▸ **Task directions**:
A word-for-word repetition of all the entries is needed.

▸ **Data records**:

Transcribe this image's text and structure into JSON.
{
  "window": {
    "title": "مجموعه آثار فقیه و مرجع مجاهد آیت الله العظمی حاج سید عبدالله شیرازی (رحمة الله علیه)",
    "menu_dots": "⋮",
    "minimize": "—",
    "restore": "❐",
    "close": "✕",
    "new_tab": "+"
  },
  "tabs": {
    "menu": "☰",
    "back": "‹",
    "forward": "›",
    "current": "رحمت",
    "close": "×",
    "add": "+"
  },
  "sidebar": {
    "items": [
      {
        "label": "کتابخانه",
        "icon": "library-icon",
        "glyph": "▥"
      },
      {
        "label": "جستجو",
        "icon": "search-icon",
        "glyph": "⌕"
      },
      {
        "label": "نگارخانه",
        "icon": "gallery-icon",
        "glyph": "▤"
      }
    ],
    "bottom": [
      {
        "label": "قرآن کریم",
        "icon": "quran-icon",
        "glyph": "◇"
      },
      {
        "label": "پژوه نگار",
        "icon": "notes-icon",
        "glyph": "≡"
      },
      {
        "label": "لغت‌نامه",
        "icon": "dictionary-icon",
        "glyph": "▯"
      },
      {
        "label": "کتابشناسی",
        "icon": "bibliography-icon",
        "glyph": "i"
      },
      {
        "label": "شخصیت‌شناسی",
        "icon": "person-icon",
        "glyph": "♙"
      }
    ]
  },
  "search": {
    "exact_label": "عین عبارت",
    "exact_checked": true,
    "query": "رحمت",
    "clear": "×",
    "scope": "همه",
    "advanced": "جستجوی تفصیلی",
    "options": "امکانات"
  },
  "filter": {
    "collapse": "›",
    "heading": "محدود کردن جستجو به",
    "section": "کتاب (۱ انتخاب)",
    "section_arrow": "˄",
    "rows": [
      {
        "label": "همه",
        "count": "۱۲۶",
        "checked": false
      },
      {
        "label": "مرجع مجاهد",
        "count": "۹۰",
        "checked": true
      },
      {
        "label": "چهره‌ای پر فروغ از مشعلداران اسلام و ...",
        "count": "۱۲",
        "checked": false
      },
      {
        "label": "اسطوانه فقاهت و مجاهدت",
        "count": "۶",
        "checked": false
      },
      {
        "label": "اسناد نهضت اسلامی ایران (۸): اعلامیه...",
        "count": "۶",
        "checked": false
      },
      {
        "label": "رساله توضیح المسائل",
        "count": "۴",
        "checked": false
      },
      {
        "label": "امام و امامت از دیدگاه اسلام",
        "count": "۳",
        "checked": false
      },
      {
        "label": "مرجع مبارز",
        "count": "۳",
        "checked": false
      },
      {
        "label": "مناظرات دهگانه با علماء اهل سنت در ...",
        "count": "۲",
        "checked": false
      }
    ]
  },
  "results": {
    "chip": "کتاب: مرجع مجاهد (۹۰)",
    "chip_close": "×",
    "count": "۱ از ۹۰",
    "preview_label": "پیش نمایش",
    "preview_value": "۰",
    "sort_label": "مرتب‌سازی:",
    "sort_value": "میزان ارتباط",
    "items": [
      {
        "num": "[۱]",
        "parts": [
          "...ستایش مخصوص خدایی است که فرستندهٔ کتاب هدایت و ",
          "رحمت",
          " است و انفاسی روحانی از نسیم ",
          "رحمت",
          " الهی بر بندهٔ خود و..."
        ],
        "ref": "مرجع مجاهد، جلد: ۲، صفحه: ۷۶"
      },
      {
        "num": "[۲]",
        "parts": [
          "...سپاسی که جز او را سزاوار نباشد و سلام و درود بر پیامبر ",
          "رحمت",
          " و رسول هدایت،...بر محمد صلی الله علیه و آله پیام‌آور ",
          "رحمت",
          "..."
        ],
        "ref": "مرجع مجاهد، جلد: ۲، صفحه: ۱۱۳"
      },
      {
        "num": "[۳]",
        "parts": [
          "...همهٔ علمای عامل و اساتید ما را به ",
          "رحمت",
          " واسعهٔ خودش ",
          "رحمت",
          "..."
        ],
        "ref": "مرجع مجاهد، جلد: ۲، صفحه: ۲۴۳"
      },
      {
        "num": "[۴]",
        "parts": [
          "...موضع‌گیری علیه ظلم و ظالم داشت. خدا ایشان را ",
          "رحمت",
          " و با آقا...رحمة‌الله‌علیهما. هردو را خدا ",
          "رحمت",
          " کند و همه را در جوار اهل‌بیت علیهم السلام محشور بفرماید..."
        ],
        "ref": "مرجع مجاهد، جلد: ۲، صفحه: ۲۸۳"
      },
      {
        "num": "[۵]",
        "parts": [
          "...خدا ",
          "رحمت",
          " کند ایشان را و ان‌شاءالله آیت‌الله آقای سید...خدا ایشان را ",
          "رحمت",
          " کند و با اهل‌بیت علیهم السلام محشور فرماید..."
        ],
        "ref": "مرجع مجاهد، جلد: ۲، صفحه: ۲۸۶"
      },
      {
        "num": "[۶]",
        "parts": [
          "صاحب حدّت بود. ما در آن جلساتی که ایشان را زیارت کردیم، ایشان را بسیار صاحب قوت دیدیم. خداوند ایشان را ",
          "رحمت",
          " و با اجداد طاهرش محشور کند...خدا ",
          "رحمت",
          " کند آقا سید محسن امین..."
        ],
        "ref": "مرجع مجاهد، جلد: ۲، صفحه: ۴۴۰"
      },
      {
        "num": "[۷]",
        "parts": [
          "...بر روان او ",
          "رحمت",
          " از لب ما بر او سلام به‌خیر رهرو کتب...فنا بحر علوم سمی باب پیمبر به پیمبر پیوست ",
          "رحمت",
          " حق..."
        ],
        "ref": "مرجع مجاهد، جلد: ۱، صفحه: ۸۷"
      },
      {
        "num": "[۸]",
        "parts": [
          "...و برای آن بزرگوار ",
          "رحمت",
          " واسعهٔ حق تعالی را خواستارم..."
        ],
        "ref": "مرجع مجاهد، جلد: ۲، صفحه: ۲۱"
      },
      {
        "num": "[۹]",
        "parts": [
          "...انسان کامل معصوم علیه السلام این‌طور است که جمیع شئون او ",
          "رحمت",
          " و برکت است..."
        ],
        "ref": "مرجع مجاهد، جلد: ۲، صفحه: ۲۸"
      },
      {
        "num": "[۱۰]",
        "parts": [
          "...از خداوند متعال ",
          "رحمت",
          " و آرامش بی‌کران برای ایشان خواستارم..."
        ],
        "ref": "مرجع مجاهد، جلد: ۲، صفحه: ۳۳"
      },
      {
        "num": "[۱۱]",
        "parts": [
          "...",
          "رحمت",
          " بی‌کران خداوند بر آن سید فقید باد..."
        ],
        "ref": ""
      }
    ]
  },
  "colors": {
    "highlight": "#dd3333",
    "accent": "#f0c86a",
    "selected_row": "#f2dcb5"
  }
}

▸ **Exercise response**:
Transcribe this image's text and structure into JSON.
{
  "window": {
    "title": "مجموعه آثار فقیه و مرجع مجاهد آیت الله العظمی حاج سید عبدالله شیرازی (رحمة الله علیه)",
    "menu_dots": "⋮",
    "minimize": "—",
    "restore": "❐",
    "close": "✕",
    "new_tab": "+"
  },
  "tabs": {
    "menu": "☰",
    "back": "‹",
    "forward": "›",
    "current": "رحمت",
    "close": "×",
    "add": "+"
  },
  "sidebar": {
    "items": [
      {
        "label": "کتابخانه",
        "icon": "library-icon",
        "glyph": "▥"
      },
      {
        "label": "جستجو",
        "icon": "search-icon",
        "glyph": "⌕"
      },
      {
        "label": "نگارخانه",
        "icon": "gallery-icon",
        "glyph": "▤"
      }
    ],
    "bottom": [
      {
        "label": "قرآن کریم",
        "icon": "quran-icon",
        "glyph": "◇"
      },
      {
        "label": "پژوه نگار",
        "icon": "notes-icon",
        "glyph": "≡"
      },
      {
        "label": "لغت‌نامه",
        "icon": "dictionary-icon",
        "glyph": "▯"
      },
      {
        "label": "کتابشناسی",
        "icon": "bibliography-icon",
        "glyph": "i"
      },
      {
        "label": "شخصیت‌شناسی",
        "icon": "person-icon",
        "glyph": "♙"
      }
    ]
  },
  "search": {
    "exact_label": "عین عبارت",
    "exact_checked": true,
    "query": "رحمت",
    "clear": "×",
    "scope": "همه",
    "advanced": "جستجوی تفصیلی",
    "options": "امکانات"
  },
  "filter": {
    "collapse": "›",
    "heading": "محدود کردن جستجو به",
    "section": "کتاب (۱ انتخاب)",
    "section_arrow": "˄",
    "rows": [
      {
        "label": "همه",
        "count": "۱۲۶",
        "checked": false
      },
      {
        "label": "مرجع مجاهد",
        "count": "۹۰",
        "checked": true
      },
      {
        "label": "چهره‌ای پر فروغ از مشعلداران اسلام و ...",
        "count": "۱۲",
        "checked": false
      },
      {
        "label": "اسطوانه فقاهت و مجاهدت",
        "count": "۶",
        "checked": false
      },
      {
        "label": "اسناد نهضت اسلامی ایران (۸): اعلامیه...",
        "count": "۶",
        "checked": false
      },
      {
        "label": "رساله توضیح المسائل",
        "count": "۴",
        "checked": false
      },
      {
        "label": "امام و امامت از دیدگاه اسلام",
        "count": "۳",
        "checked": false
      },
      {
        "label": "مرجع مبارز",
        "count": "۳",
        "checked": false
      },
      {
        "label": "مناظرات دهگانه با علماء اهل سنت در ...",
        "count": "۲",
        "checked": false
      }
    ]
  },
  "results": {
    "chip": "کتاب: مرجع مجاهد (۹۰)",
    "chip_close": "×",
    "count": "۱ از ۹۰",
    "preview_label": "پیش نمایش",
    "preview_value": "۰",
    "sort_label": "مرتب‌سازی:",
    "sort_value": "میزان ارتباط",
    "items": [
      {
        "num": "[۱]",
        "parts": [
          "...ستایش مخصوص خدایی است که فرستندهٔ کتاب هدایت و ",
          "رحمت",
          " است و انفاسی روحانی از نسیم ",
          "رحمت",
          " الهی بر بندهٔ خود و..."
        ],
        "ref": "مرجع مجاهد، جلد: ۲، صفحه: ۷۶"
      },
      {
        "num": "[۲]",
        "parts": [
          "...سپاسی که جز او را سزاوار نباشد و سلام و درود بر پیامبر ",
          "رحمت",
          " و رسول هدایت،...بر محمد صلی الله علیه و آله پیام‌آور ",
          "رحمت",
          "..."
        ],
        "ref": "مرجع مجاهد، جلد: ۲، صفحه: ۱۱۳"
      },
      {
        "num": "[۳]",
        "parts": [
          "...همهٔ علمای عامل و اساتید ما را به ",
          "رحمت",
          " واسعهٔ خودش ",
          "رحمت",
          "..."
        ],
        "ref": "مرجع مجاهد، جلد: ۲، صفحه: ۲۴۳"
      },
      {
        "num": "[۴]",
        "parts": [
          "...موضع‌گیری علیه ظلم و ظالم داشت. خدا ایشان را ",
          "رحمت",
          " و با آقا...رحمة‌الله‌علیهما. هردو را خدا ",
          "رحمت",
          " کند و همه را در جوار اهل‌بیت علیهم السلام محشور بفرماید..."
        ],
        "ref": "مرجع مجاهد، جلد: ۲، صفحه: ۲۸۳"
      },
      {
        "num": "[۵]",
        "parts": [
          "...خدا ",
          "رحمت",
          " کند ایشان را و ان‌شاءالله آیت‌الله آقای سید...خدا ایشان را ",
          "رحمت",
          " کند و با اهل‌بیت علیهم السلام محشور فرماید..."
        ],
        "ref": "مرجع مجاهد، جلد: ۲، صفحه: ۲۸۶"
      },
      {
        "num": "[۶]",
        "parts": [
          "صاحب حدّت بود. ما در آن جلساتی که ایشان را زیارت کردیم، ایشان را بسیار صاحب قوت دیدیم. خداوند ایشان را ",
          "رحمت",
          " و با اجداد طاهرش محشور کند...خدا ",
          "رحمت",
          " کند آقا سید محسن امین..."
        ],
        "ref": "مرجع مجاهد، جلد: ۲، صفحه: ۴۴۰"
      },
      {
        "num": "[۷]",
        "parts": [
          "...بر روان او ",
          "رحمت",
          " از لب ما بر او سلام به‌خیر رهرو کتب...فنا بحر علوم سمی باب پیمبر به پیمبر پیوست ",
          "رحمت",
          " حق..."
        ],
        "ref": "مرجع مجاهد، جلد: ۱، صفحه: ۸۷"
      },
      {
        "num": "[۸]",
        "parts": [
          "...و برای آن بزرگوار ",
          "رحمت",
          " واسعهٔ حق تعالی را خواستارم..."
        ],
        "ref": "مرجع مجاهد، جلد: ۲، صفحه: ۲۱"
      },
      {
        "num": "[۹]",
        "parts": [
          "...انسان کامل معصوم علیه السلام این‌طور است که جمیع شئون او ",
          "رحمت",
          " و برکت است..."
        ],
        "ref": "مرجع مجاهد، جلد: ۲، صفحه: ۲۸"
      },
      {
        "num": "[۱۰]",
        "parts": [
          "...از خداوند متعال ",
          "رحمت",
          " و آرامش بی‌کران برای ایشان خواستارم..."
        ],
        "ref": "مرجع مجاهد، جلد: ۲، صفحه: ۳۳"
      },
      {
        "num": "[۱۱]",
        "parts": [
          "...",
          "رحمت",
          " بی‌کران خداوند بر آن سید فقید باد..."
        ],
        "ref": ""
      }
    ]
  },
  "colors": {
    "highlight": "#dd3333",
    "accent": "#f0c86a",
    "selected_row": "#f2dcb5"
  }
}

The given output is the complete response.